* In a separate opinion, the judge rejected Rosetta Stone’s unjust enrichment claim on a motion to dismiss. It’s a little odd to be dealing with a pending motion to dismiss when the case was on the brink of trial, but that’s the consequence of racing too fast in the Rocket Docket. The court rejects the unjust enrichment claim for failure to satisfy the requisite claim elements–basically, because this is not a quasi-contract situation where Google made an implied promise to pay Rosetta Stone. As I mentioned earlier, the court otherwise rejected Rosetta Stone’s basic contention that Google has money it doesn’t deserve. Interestingly, the court also rejects the unjust enrichment on 47 USC 230 grounds, basically treating the unjust enrichment claim as an attempt to hold Google liable for third party conduct. I didn’t totally follow the judge’s reasoning, and frankly I’m not sure 230 is the right basis to squelch the unjust enrichment claim. Nevertheless, unjust enrichment claims are almost always junky/throwaway claims, so a 230 immunity would be an effective way to clean them up fast.
In a mostly unrelated development, today Google liberalized its AdWords trademark policy in Europe. I’ll blog on that soon.

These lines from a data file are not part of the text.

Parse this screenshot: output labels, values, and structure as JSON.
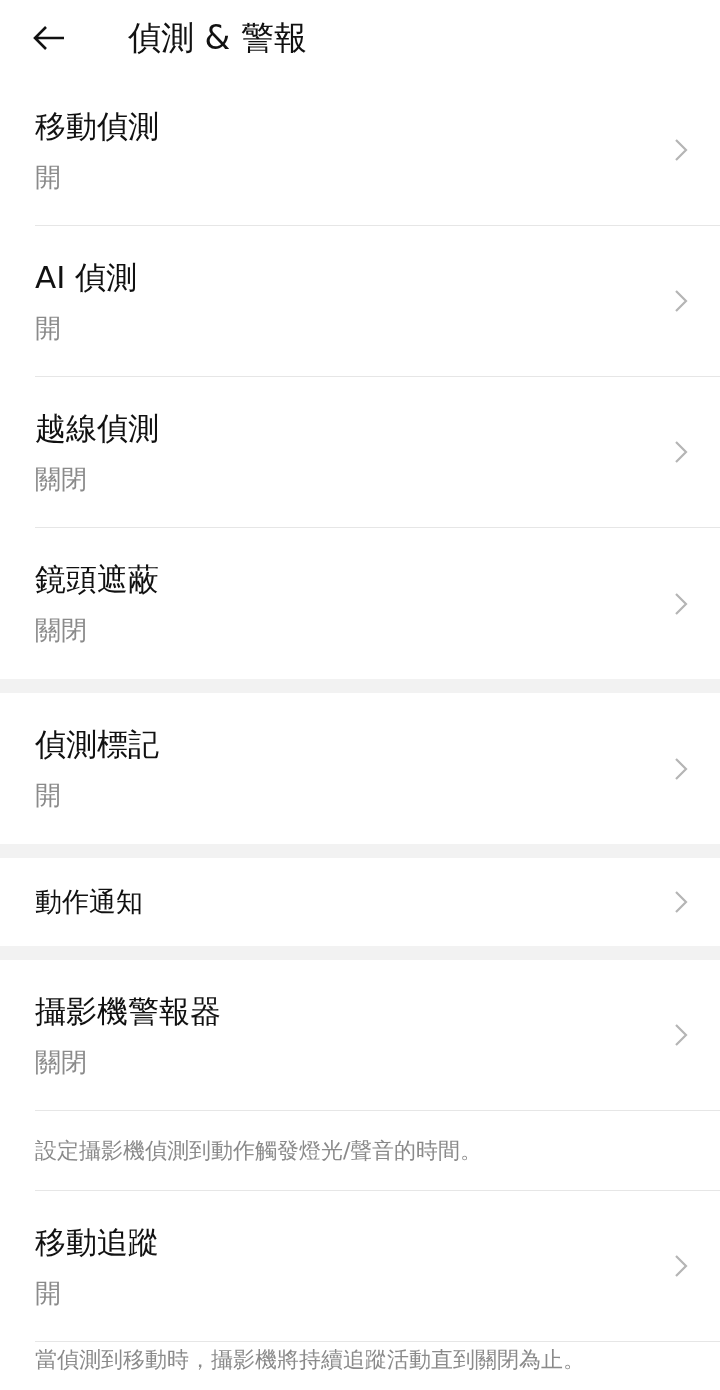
{
  "header": {
    "title": "偵測 & 警報"
  },
  "sections": [
    {
      "items": [
        {
          "kind": "setting",
          "title": "移動偵測",
          "value": "開"
        },
        {
          "kind": "setting",
          "title": "AI 偵測",
          "value": "開"
        },
        {
          "kind": "setting",
          "title": "越線偵測",
          "value": "關閉"
        },
        {
          "kind": "setting",
          "title": "鏡頭遮蔽",
          "value": "關閉"
        }
      ]
    },
    {
      "items": [
        {
          "kind": "setting",
          "title": "偵測標記",
          "value": "開"
        }
      ]
    },
    {
      "items": [
        {
          "kind": "link",
          "title": "動作通知"
        }
      ]
    },
    {
      "items": [
        {
          "kind": "setting",
          "title": "攝影機警報器",
          "value": "關閉"
        },
        {
          "kind": "note",
          "text": "設定攝影機偵測到動作觸發燈光/聲音的時間。"
        },
        {
          "kind": "setting",
          "title": "移動追蹤",
          "value": "開"
        },
        {
          "kind": "note",
          "text": "當偵測到移動時，攝影機將持續追蹤活動直到關閉為止。"
        }
      ]
    }
  ]
}
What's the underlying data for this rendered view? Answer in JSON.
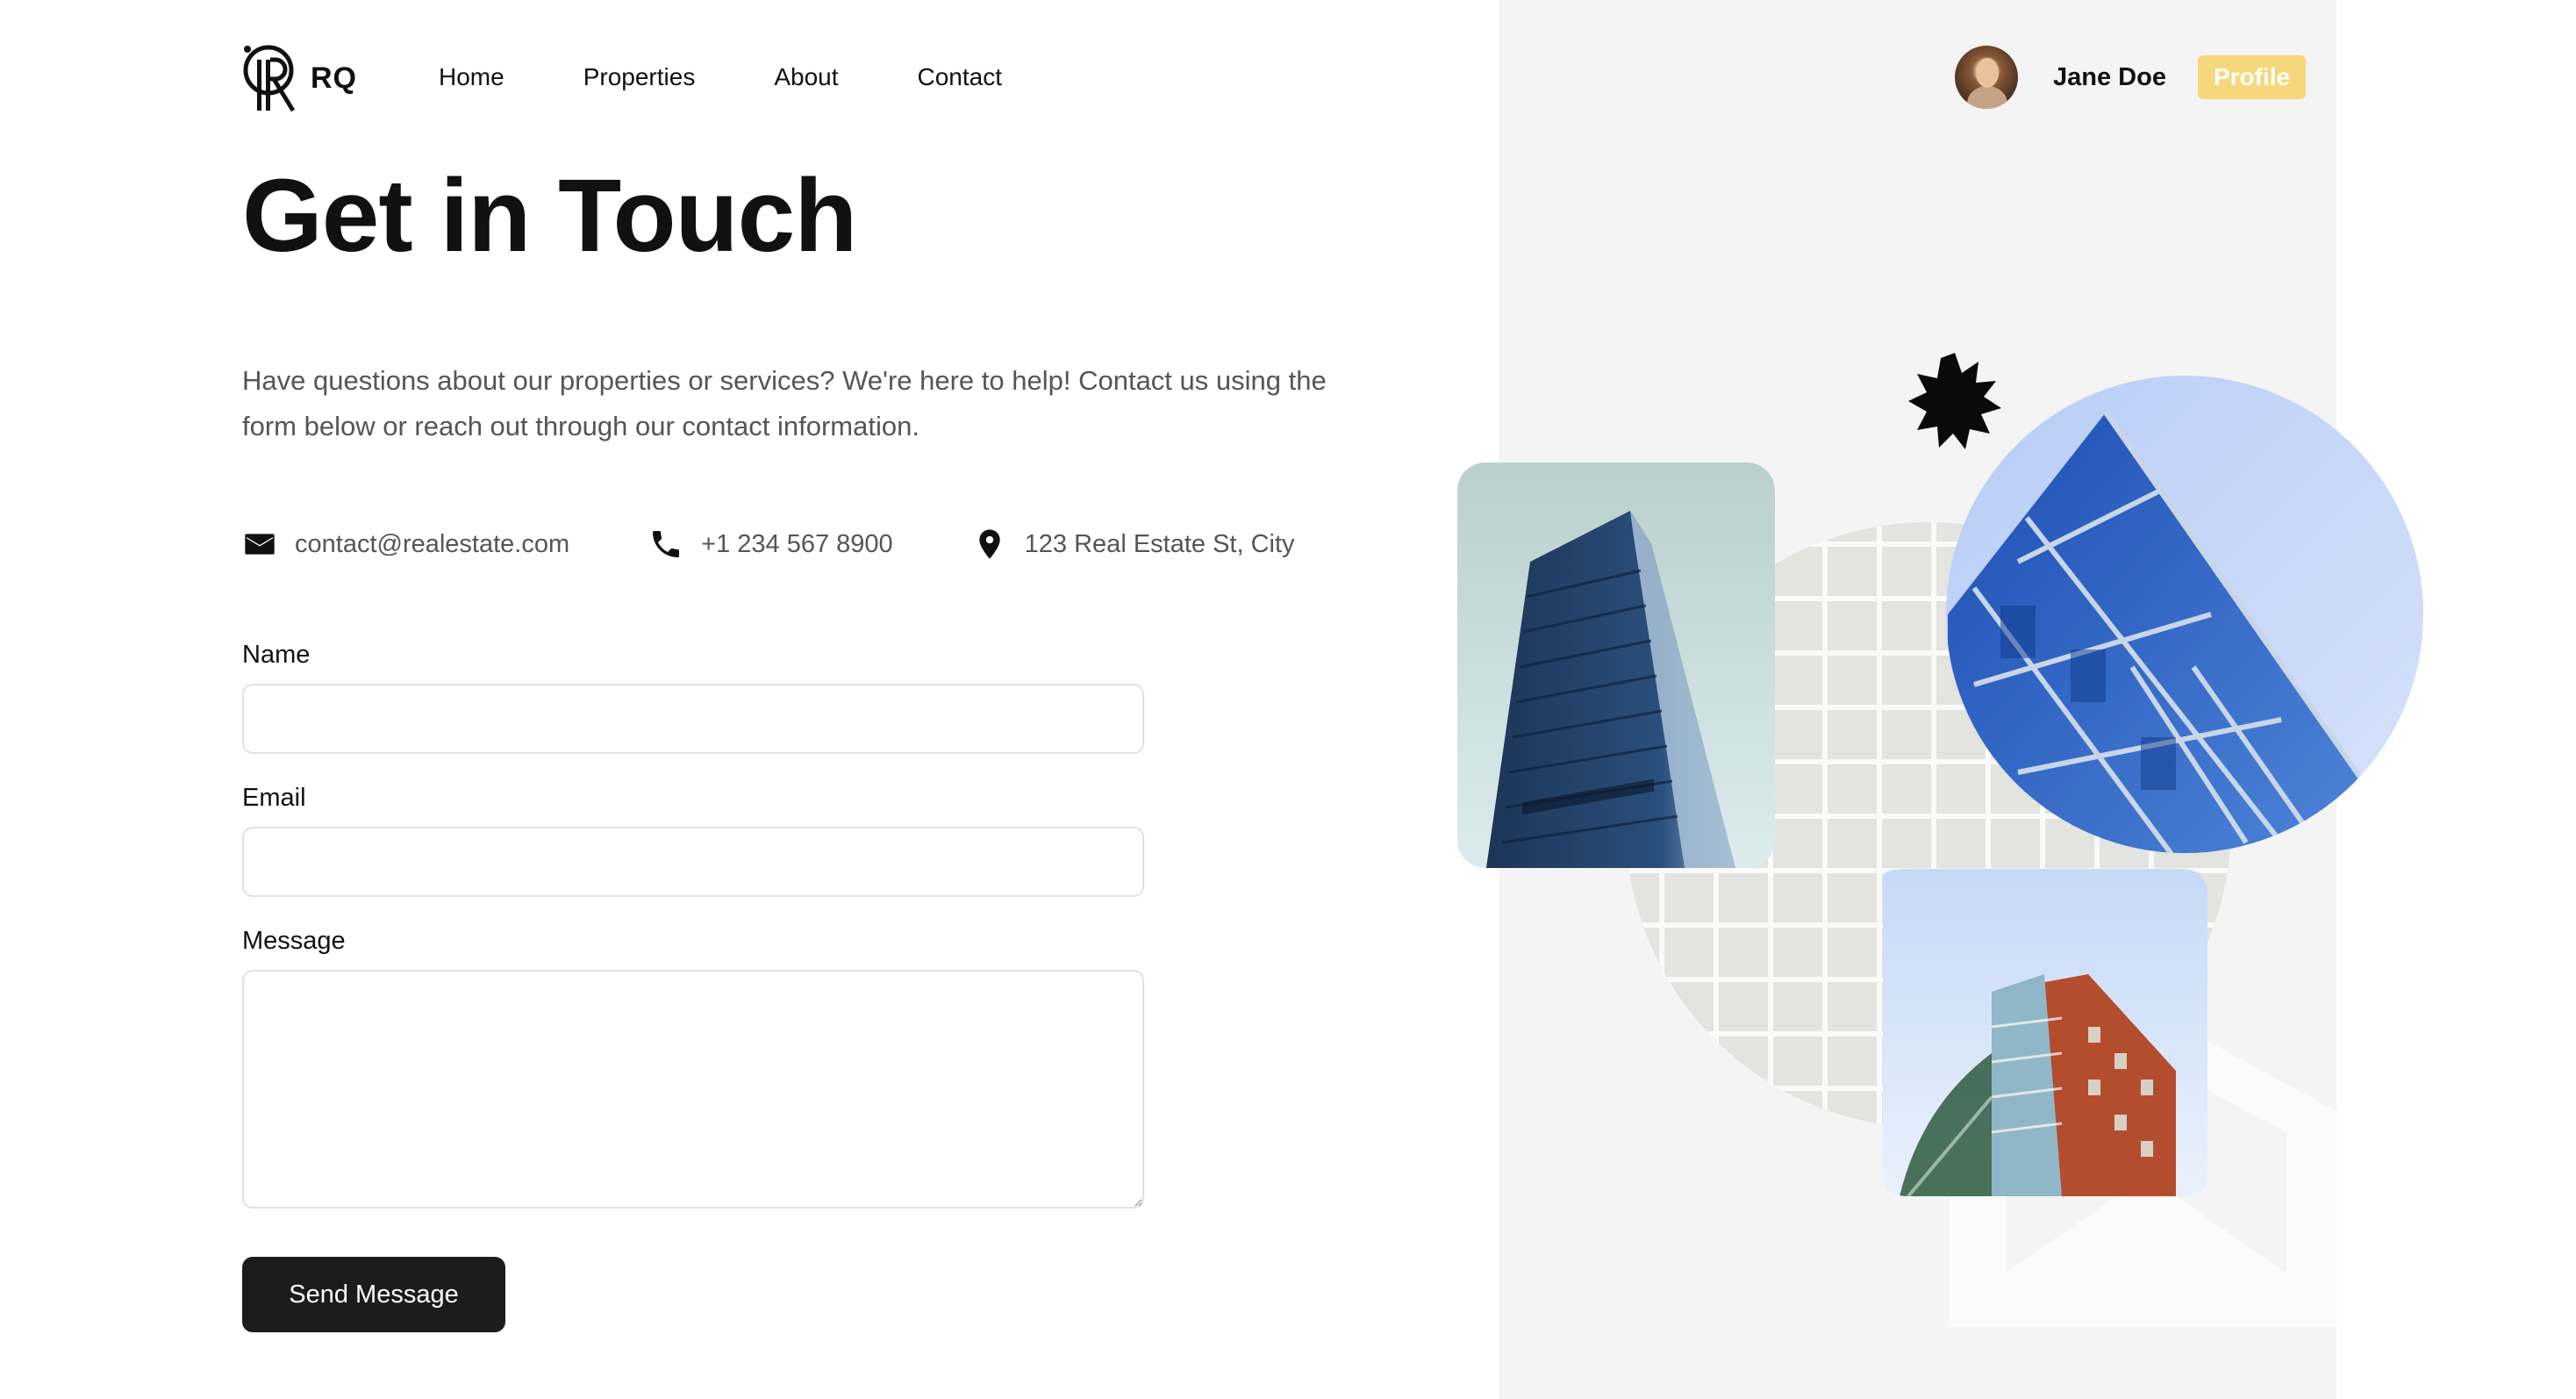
{
  "brand": {
    "name": "RQ"
  },
  "nav": {
    "items": [
      "Home",
      "Properties",
      "About",
      "Contact"
    ]
  },
  "user": {
    "name": "Jane Doe",
    "profile_label": "Profile"
  },
  "page": {
    "title": "Get in Touch",
    "intro": "Have questions about our properties or services? We're here to help! Contact us using the form below or reach out through our contact information."
  },
  "contact": {
    "email": "contact@realestate.com",
    "phone": "+1 234 567 8900",
    "address": "123 Real Estate St, City"
  },
  "form": {
    "name_label": "Name",
    "name_value": "",
    "email_label": "Email",
    "email_value": "",
    "message_label": "Message",
    "message_value": "",
    "submit_label": "Send Message"
  },
  "colors": {
    "accent": "#f6d77a",
    "button": "#1c1c1c",
    "panel": "#f4f4f4"
  }
}
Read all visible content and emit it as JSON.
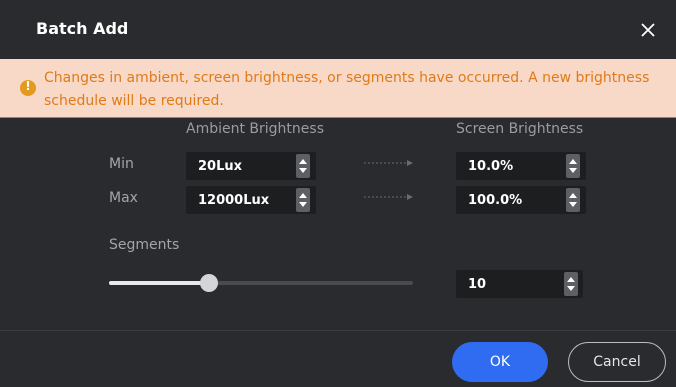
{
  "dialog": {
    "title": "Batch Add",
    "close_icon": "close-icon"
  },
  "warning": {
    "icon": "warning-icon",
    "text": "Changes in ambient, screen brightness, or segments have occurred. A new brightness schedule will be required."
  },
  "columns": {
    "ambient": "Ambient Brightness",
    "screen": "Screen Brightness"
  },
  "rows": {
    "min_label": "Min",
    "max_label": "Max"
  },
  "fields": {
    "ambient_min": "20Lux",
    "ambient_max": "12000Lux",
    "screen_min": "10.0%",
    "screen_max": "100.0%"
  },
  "segments": {
    "label": "Segments",
    "value": "10",
    "slider_fraction": 0.33
  },
  "buttons": {
    "ok": "OK",
    "cancel": "Cancel"
  },
  "colors": {
    "accent": "#2f6cf2",
    "warning_bg": "#f8d9c7",
    "warning_text": "#e07a18",
    "warning_icon": "#e39b1d",
    "dialog_bg": "#2a2b2e"
  }
}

The roster of pending AdWords cases (I most recently thoroughly double-checked the status of these cases on June 6, 2010):